Areva built the two pressurized water reactors at Eskom's Koeberg site. They produce 5%-6% of South Africa's total power requirements. LESEDI Nuclear Services, in which Areva has a 51% share, provides construction, operation and maintenance support and services to Eskom and AREVA. 

Requests for bids are expected in early 2014. The contractor will be expected on-site building in 2016. Over 9.6 GW of new capacity will be on-line by 2023. Up to 40% local fuel and construction content is expected as well.

The company that can deliver $5,800 per kilowatt installed capacity on time will probably win. Influencing Eskom's assessment of that probability will be French and Russian government guarantees and other material support.

What does OPEC stand to lose from this Buffett favorite?
Imagine a company that rents a very specific and valuable piece of machinery for $41,000... per hour (that's almost as much as the average American makes in a year!). And Warren Buffett is so confident in this company's can't-live-without-it business model, he just loaded up on 8.8 million shares. An exclusive, brand-new Motley Fool report reveals the company we're calling OPEC's Worst Nightmare. Just click HERE to uncover the name of this industry-leading stock... and join Buffett in his quest for a veritable LANDSLIDE of profits!


Read/Post Comments (2) | Recommend This Article (1)

Comments from our Foolish Readers

Help us keep this a respectfully Foolish area! This is a place for our readers to discuss, debate, and learn more about the Foolish investing topic you read about above. Help us keep it clean and safe. If you believe a comment is abusive or otherwise violates our Fool's Rules, please report it via the Report this Comment Report this Comment icon found on every comment.

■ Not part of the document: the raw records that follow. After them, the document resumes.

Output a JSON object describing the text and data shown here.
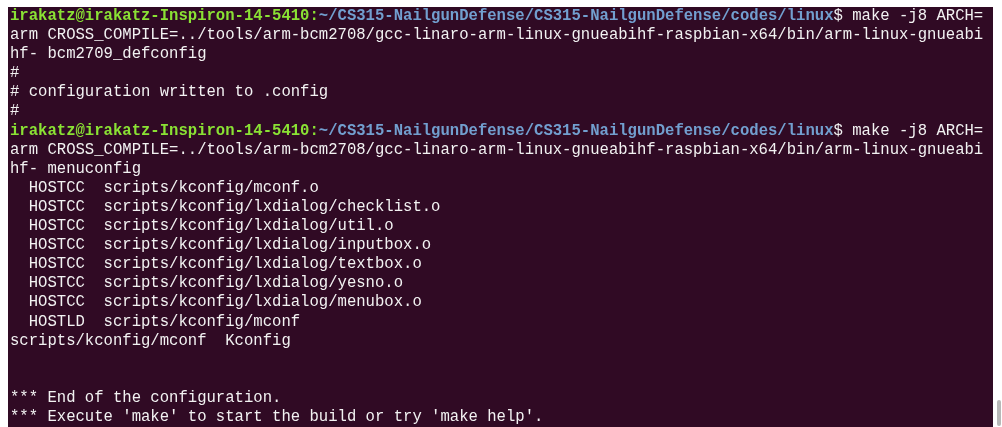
{
  "terminal": {
    "lines": [
      {
        "kind": "prompt",
        "user_host": "irakatz@irakatz-Inspiron-14-5410:",
        "path": "~/CS315-NailgunDefense/CS315-NailgunDefense/codes/linux",
        "command": "$ make -j8 ARCH="
      },
      {
        "kind": "text",
        "text": "arm CROSS_COMPILE=../tools/arm-bcm2708/gcc-linaro-arm-linux-gnueabihf-raspbian-x64/bin/arm-linux-gnueabi"
      },
      {
        "kind": "text",
        "text": "hf- bcm2709_defconfig"
      },
      {
        "kind": "text",
        "text": "#"
      },
      {
        "kind": "text",
        "text": "# configuration written to .config"
      },
      {
        "kind": "text",
        "text": "#"
      },
      {
        "kind": "prompt",
        "user_host": "irakatz@irakatz-Inspiron-14-5410:",
        "path": "~/CS315-NailgunDefense/CS315-NailgunDefense/codes/linux",
        "command": "$ make -j8 ARCH="
      },
      {
        "kind": "text",
        "text": "arm CROSS_COMPILE=../tools/arm-bcm2708/gcc-linaro-arm-linux-gnueabihf-raspbian-x64/bin/arm-linux-gnueabi"
      },
      {
        "kind": "text",
        "text": "hf- menuconfig"
      },
      {
        "kind": "text",
        "text": "  HOSTCC  scripts/kconfig/mconf.o"
      },
      {
        "kind": "text",
        "text": "  HOSTCC  scripts/kconfig/lxdialog/checklist.o"
      },
      {
        "kind": "text",
        "text": "  HOSTCC  scripts/kconfig/lxdialog/util.o"
      },
      {
        "kind": "text",
        "text": "  HOSTCC  scripts/kconfig/lxdialog/inputbox.o"
      },
      {
        "kind": "text",
        "text": "  HOSTCC  scripts/kconfig/lxdialog/textbox.o"
      },
      {
        "kind": "text",
        "text": "  HOSTCC  scripts/kconfig/lxdialog/yesno.o"
      },
      {
        "kind": "text",
        "text": "  HOSTCC  scripts/kconfig/lxdialog/menubox.o"
      },
      {
        "kind": "text",
        "text": "  HOSTLD  scripts/kconfig/mconf"
      },
      {
        "kind": "text",
        "text": "scripts/kconfig/mconf  Kconfig"
      },
      {
        "kind": "blank"
      },
      {
        "kind": "blank"
      },
      {
        "kind": "text",
        "text": "*** End of the configuration."
      },
      {
        "kind": "text",
        "text": "*** Execute 'make' to start the build or try 'make help'."
      }
    ]
  }
}
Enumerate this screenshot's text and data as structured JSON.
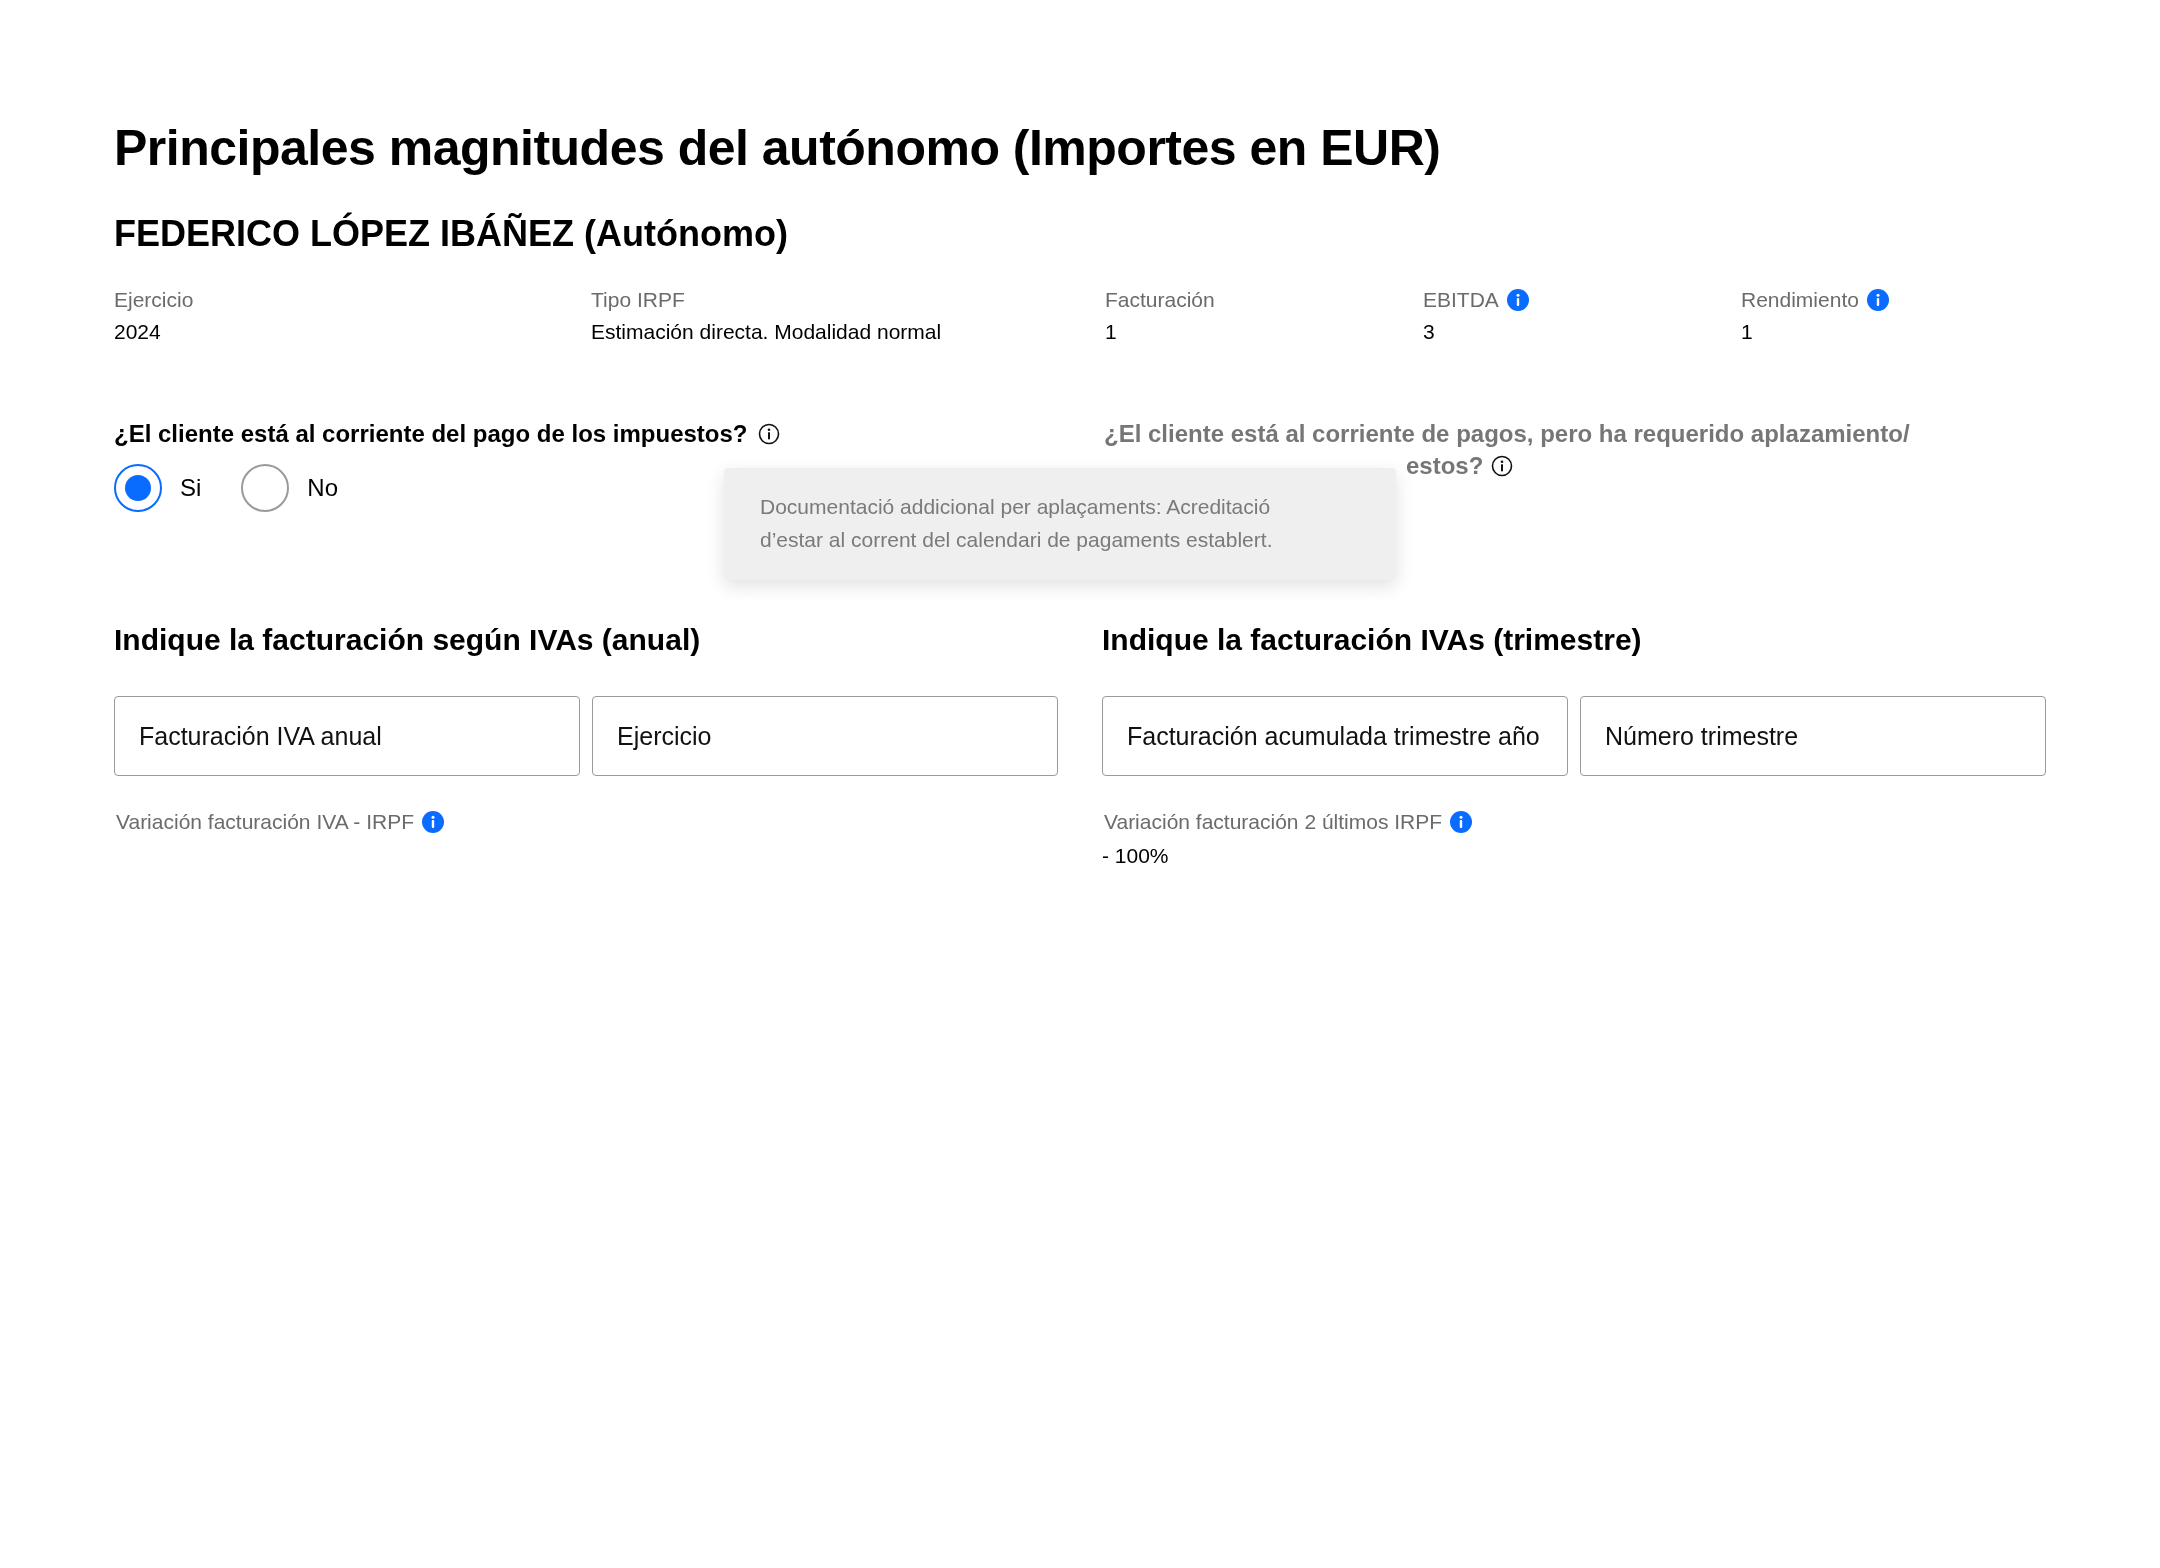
{
  "page_title": "Principales magnitudes del autónomo (Importes en EUR)",
  "client_name": "FEDERICO LÓPEZ IBÁÑEZ (Autónomo)",
  "summary": [
    {
      "label": "Ejercicio",
      "value": "2024",
      "info": false
    },
    {
      "label": "Tipo IRPF",
      "value": "Estimación directa. Modalidad normal",
      "info": false
    },
    {
      "label": "Facturación",
      "value": "1",
      "info": false
    },
    {
      "label": "EBITDA",
      "value": "3",
      "info": true
    },
    {
      "label": "Rendimiento",
      "value": "1",
      "info": true
    }
  ],
  "tax_question": {
    "text": "¿El cliente está al corriente del pago de los impuestos?",
    "options": [
      {
        "label": "Si",
        "selected": true
      },
      {
        "label": "No",
        "selected": false
      }
    ]
  },
  "deferral_question": {
    "line_1": "¿El cliente está al corriente de pagos, pero ha requerido aplazamiento/",
    "line_2_visible": "estos?"
  },
  "tooltip": {
    "lines": [
      "Documentació addicional per aplaçaments: Acreditació",
      "d’estar al corrent del calendari de pagaments establert."
    ]
  },
  "sections": [
    {
      "heading": "Indique la facturación según IVAs (anual)",
      "fields": [
        {
          "placeholder": "Facturación IVA anual"
        },
        {
          "placeholder": "Ejercicio"
        }
      ],
      "metric": {
        "label": "Variación facturación IVA - IRPF"
      }
    },
    {
      "heading": "Indique la facturación  IVAs (trimestre)",
      "fields": [
        {
          "placeholder": "Facturación acumulada trimestre año"
        },
        {
          "placeholder": "Número trimestre"
        }
      ],
      "metric": {
        "label": "Variación facturación 2 últimos IRPF",
        "value": "- 100%"
      }
    }
  ]
}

  • Report this Comment On December 31, 2013, at 1:50 AM, 23boss wrote:

    There are issues with nuclear power plants in India. Like Fukushima these power plants are locates in most sensitive areas. These areas are vulnerable to Tsunami like natural calamities. Kudankulam nuclear power plant is the one of the example of most sensitive power plant. IAEA must take pre-emptive steps to avoid any accident worse than fukushima.

  • Report this Comment On December 31, 2013, at 2:38 AM, Galina wrote:

    It is our own human hands which are taking humanity to the edge of nuclear disaters. Despite of number of accords and international efforts nuclear proliferation is getting speed day by day. States are supported by one another to transfer of technology and materials. Just as a case study, India is not a signatory of NPT but it is working very high on nuclear lines with multiple nuclear cooperation deals with other countries. States in order to gain their own interests facilitate the nuclear technology to others. This in turns endangered the whole globe at the expense of vested interests.

Add your comment.

Compare Brokers

Fool Disclosure

Sponsored Links

Leaked: Apple's Next Smart Device
(Warning, it may shock you)
The secret is out... experts are predicting 458 million of these types of devices will be sold per year. 1 hyper-growth company stands to rake in maximum profit - and it's NOT Apple. Show me Apple's new smart gizmo!

DocumentId: 2779508, ~/Articles/ArticleHandler.aspx, 9/29/2016 8:29:43 AM

Report This Comment

Use this area to report a comment that you believe is in violation of the community guidelines. Our team will review the entry and take any appropriate action.

Sending report...

Today's Market

updated 10 hours ago Sponsored by:
DOW 18,339.24 110.94 0.61%
S&P 500 2,171.37 11.44 0.53%
NASD 5,318.55 0.00 0.00%

Create My Watchlist

Go to My Watchlist

You don't seem to be following any stocks yet!

Better investing starts with a watchlist. Now you can create a personalized watchlist and get immediate access to the personalized information you need to make successful investing decisions.

Data delayed up to 5 minutes

Related Tickers

9/26/2016 9:49 AM
ARVCF $6.83 Down +0.00 +0.00%
AREVA CIP CAPS Rating: No stars
RWEOY $16.80 Up +0.48 +2.94%
RWE AG ORD SP ADR CAPS Rating: No stars
SIEGY $117.55 Up +0.61 +0.52%
Siemens AG (ADR) CAPS Rating: ****